Last acquisitions

Xcèntric Archive

The Xcèntric Archive is alive and growing non-stop. On this playlist you'll find one work for each filmography that has recently joined this large family. Real audiovisual gems located on the fringes that expand our frontiers and help to decanonise of our archive.

Asparagus, Suzan Pitt, 1979, USA, 18'.

Suzan Pitt was a self-taught American animator whose experiments in pre-digital animation in the 1970s constructed a universe as seductive as it was disturbing. The acclaimed Asparagus is just a sample of the five pieces we've incorporated into our archive, a delirious session of feminine psychoanalysis in which hippie psychedelia conspires with Art Deco aesthetics to recreate a sexual and scatological imaginary starring asparagus.

More about the dreamlike universe in Asparagus here.

Peyote Queen, Storm de Hirsch, 1965, USA, 9'.

A Beat poet and pioneer of US underground cinema, Storm de Hirsch transferred her interest in Eastern mysticism and altered states of consciousness to the New York scene of the 1960s. Among the fifteen short films joining Xcèntric, Peyote Queen (second film in The Colour of Ritual trilogy) appears as a film/talisman that combines different resources of 'cinema without camera' to explore the colour and rhythm of an expanded perception.

Give us a Smile, Leeds Animation Workshop, 1983, UK, 13'.

Leeds Animation Workshop is an English feminist collective that has been making educational animations about sexism, racism and the importance of public resources for over forty years.
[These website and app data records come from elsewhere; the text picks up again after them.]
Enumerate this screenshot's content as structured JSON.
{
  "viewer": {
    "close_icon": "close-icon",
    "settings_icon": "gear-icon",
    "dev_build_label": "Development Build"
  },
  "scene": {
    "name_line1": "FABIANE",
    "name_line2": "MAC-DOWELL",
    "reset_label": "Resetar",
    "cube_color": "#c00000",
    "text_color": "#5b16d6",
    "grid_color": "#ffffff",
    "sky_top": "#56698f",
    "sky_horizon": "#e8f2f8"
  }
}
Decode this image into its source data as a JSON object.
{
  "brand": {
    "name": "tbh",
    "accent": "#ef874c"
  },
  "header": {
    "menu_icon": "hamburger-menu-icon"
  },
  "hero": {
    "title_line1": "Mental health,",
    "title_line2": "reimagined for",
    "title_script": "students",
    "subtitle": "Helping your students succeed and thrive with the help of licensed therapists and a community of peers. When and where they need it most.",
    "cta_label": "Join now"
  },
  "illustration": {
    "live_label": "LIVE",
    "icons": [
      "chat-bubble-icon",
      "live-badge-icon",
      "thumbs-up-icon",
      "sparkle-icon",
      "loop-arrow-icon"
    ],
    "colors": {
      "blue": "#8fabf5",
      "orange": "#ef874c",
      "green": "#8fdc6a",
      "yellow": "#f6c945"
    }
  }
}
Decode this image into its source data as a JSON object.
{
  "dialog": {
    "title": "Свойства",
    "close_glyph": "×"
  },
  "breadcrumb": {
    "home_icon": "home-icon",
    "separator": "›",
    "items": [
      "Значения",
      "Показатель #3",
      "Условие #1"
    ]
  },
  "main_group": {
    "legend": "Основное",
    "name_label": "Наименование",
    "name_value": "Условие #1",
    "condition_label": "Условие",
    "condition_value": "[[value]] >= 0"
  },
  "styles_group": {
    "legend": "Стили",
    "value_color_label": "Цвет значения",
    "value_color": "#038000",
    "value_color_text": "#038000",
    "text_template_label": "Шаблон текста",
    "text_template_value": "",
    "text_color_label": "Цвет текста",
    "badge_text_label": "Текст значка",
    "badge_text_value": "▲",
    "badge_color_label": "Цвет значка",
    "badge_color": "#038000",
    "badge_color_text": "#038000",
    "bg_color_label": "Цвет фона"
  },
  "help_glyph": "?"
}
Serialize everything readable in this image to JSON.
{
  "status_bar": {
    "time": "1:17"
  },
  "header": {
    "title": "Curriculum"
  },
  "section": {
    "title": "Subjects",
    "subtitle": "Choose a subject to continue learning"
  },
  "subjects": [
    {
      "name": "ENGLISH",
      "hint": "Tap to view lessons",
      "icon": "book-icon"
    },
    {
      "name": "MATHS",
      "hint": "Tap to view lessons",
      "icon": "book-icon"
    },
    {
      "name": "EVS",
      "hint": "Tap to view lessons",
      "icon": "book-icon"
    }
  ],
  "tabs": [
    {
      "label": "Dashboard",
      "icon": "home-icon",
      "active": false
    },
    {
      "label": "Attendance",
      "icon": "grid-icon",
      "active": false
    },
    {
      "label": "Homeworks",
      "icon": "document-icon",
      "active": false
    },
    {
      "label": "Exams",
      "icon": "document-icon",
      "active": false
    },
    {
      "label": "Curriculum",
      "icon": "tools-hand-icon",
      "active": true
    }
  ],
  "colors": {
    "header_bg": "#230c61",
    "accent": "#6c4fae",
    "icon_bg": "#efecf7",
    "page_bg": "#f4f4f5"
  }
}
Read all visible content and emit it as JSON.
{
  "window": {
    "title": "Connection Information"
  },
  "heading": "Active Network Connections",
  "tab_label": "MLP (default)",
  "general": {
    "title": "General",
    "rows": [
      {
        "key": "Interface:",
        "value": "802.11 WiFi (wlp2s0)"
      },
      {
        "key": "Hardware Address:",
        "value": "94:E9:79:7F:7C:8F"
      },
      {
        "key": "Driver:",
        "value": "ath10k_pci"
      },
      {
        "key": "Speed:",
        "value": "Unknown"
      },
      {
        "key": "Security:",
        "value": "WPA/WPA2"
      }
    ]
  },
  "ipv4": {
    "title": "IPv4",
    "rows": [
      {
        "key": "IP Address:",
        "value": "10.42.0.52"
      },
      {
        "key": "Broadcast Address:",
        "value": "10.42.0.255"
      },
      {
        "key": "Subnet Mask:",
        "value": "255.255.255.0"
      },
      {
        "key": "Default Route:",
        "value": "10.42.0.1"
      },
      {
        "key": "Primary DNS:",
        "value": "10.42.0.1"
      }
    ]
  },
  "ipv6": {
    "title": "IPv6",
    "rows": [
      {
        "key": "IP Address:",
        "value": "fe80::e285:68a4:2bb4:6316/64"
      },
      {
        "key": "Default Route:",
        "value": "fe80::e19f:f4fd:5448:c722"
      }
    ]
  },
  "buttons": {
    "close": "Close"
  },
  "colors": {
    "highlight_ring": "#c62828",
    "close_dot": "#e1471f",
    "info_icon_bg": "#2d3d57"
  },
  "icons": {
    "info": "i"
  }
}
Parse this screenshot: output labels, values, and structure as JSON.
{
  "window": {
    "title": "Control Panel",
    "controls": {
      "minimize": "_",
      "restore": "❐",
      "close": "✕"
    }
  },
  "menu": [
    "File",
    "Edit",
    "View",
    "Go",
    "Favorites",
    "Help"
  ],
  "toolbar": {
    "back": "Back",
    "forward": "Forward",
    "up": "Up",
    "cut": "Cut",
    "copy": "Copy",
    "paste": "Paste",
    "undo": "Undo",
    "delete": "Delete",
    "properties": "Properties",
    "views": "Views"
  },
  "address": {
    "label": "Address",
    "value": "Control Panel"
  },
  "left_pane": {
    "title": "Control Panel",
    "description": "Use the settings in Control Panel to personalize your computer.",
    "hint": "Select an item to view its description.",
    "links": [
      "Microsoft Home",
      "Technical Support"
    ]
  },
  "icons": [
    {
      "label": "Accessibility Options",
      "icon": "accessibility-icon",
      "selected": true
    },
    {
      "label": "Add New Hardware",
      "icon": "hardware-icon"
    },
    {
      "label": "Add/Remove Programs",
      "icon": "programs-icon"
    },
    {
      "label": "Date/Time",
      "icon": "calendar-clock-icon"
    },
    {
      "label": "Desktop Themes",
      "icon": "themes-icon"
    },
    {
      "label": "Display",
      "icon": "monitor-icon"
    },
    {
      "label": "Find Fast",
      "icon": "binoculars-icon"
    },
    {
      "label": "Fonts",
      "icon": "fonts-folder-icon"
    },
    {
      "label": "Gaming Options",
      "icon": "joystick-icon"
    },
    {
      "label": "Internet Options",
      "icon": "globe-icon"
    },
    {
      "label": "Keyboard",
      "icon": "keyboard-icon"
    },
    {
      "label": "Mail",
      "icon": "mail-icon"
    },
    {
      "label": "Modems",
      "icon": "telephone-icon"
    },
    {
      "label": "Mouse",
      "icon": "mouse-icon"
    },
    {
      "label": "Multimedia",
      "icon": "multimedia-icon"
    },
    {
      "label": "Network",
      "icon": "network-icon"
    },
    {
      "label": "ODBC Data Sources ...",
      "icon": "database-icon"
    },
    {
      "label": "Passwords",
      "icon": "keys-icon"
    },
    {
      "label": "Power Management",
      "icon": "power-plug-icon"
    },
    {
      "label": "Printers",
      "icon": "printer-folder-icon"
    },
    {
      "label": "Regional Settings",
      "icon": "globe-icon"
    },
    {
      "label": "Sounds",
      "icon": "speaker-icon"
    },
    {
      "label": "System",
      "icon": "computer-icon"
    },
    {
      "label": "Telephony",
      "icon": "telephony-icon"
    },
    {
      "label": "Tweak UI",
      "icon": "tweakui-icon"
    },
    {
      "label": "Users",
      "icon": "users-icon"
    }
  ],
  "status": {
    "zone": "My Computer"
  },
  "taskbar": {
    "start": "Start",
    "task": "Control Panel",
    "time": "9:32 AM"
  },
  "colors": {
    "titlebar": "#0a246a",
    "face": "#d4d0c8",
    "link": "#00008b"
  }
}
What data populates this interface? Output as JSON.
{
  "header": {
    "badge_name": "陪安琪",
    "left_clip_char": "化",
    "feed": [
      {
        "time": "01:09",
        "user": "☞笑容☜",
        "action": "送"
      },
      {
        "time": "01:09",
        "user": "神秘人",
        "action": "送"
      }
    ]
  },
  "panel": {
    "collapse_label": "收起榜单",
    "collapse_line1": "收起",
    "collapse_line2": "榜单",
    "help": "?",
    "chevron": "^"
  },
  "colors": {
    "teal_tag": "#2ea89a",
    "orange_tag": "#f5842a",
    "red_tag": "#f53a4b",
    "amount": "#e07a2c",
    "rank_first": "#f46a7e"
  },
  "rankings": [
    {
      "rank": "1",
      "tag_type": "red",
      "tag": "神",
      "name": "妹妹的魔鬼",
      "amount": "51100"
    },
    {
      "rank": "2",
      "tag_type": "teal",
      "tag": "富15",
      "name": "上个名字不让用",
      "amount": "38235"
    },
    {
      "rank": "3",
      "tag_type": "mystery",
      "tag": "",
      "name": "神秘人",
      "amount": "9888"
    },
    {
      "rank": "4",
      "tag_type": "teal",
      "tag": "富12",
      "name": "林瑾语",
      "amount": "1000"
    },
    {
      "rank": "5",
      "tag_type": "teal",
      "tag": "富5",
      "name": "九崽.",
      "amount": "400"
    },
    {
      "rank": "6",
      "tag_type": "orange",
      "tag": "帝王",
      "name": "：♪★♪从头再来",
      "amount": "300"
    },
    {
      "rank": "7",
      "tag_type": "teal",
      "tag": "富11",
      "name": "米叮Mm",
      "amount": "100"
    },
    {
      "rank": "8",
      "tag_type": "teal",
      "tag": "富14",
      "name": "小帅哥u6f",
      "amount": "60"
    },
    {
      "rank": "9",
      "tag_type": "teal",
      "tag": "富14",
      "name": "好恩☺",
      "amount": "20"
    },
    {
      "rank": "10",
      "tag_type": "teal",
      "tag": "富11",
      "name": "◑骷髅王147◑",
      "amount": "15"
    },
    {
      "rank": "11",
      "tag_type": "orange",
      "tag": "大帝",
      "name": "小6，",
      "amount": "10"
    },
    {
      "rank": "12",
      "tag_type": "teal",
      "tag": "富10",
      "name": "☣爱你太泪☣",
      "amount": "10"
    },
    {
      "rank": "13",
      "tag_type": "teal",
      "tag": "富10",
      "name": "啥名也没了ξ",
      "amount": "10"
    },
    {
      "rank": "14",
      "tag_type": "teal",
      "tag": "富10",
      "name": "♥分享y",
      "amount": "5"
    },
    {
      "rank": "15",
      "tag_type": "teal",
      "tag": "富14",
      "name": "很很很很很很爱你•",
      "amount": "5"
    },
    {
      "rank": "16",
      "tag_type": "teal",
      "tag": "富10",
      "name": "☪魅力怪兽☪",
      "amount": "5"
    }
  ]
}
Give us a Smile is one of their most representative pieces, a humorous, proactive condemnation of the daily harassment suffered by women, paying particular attention to the systematic discrediting of rape victims in legal proceedings.

A Flor, The Wagner Brothers, 1992, Brazil, 10'35".

Ingrid, Elizabeth, Rosane and Helmuth Wagner Jr. grew up in a stimulating artistic environment fostered by their parents. After acquiring their first Super8, they became leading exponents of experimental celluloid animation in Brazil between 1977 and 1992. The variety of their themes converges in a scathing critique of Brazilian cultural expressions and its colonial past (Foi pena Q...1978, Respeitável público, 1987), as well as an interest in the relationship between urban life and the natural world (Metamorfose, 1977) that we see reflected in the intrepid journey of A Flor.

More on the Brazilian animation family here.

La mirada errante (I), Jorge Honik, 1969, Argentina, 21'45".

A founding exponent of Argentinean experimental cinema, with his Super8 camera, Jorge Honik illustrated the journeys he made during the 1960s and 1970s through Europe, Africa, Asia and America. A sample of these film diaries is La mirada errante in which, together with other works collected by Xcèntric (India-Nepal, Passacaglia y fuga, and Nubes), we witness his particular way of working the landscape via single frames - using vertiginous stop motion - alternating this with a static time that breaks the optical continuity of space.

Vadi-Samvadi, Claudio Caldini, 1981, Argentina, 4'.

Claudio Caldini has taken over from Jorge Honik and Narcisa Hirsch to delve into a plastic look at reality, prioritising non-intervention in perceiving and recording images. The short Vadi-Samvadi is an example of his interest in India, as well as an example of applying non-Western spirituality in artisanal, intuitive cinema, pursuing forms of meditation in constructing the audiovisual story.

More on Claudio Caldini's films here.

Valdediós, Elena Duque, 2018, Spain, 3'11".

The Spanish-Venezuelan Elena Duque combines programming and teaching with the creation of audiovisual pieces that animate analogue images through collage and pictorial intervention. In Valdediós, the study of a place - a monastery, a wall, a horse, a road - underlies the accelerated manipulation of their images which, affected by painting, open a door into another universe.

Elena Duque presents her films in the Xcèntric Archive here.

Impresiones en la alta atmósfera, José Antonio Sistiaga, 1988, Spain, (fragment 2').

José Antonio Sistiaga is one of the main exponents of the so-called 'animation without camera' in the Basque and Spanish context. His practice of directly manipulating celluloid is characterised by the construction of entirely hand-painted films. Impresiones en la alta atmósfera is a visual poem in 70 mm in which the imaginary vision of a constantly mutating cosmos converges with snippets of Oteiza's iconoclastic avant-garde.

Un Sourire, Aurora Gasull, Spain, 7'20".

Animator and cellist, the Catalan Aurora Gasull Altisent starts with harmonic sound as a theme from which to think about the abstract image. In Un Sourire, the author immerses herself in the synaesthetic language of the composer and ornithologist Olivier Messiaen, accompanying the melody's intimate discourse with masses of radiant colours and geometric compositions.

You can view the works of this playlist in the Xcèntric Archive.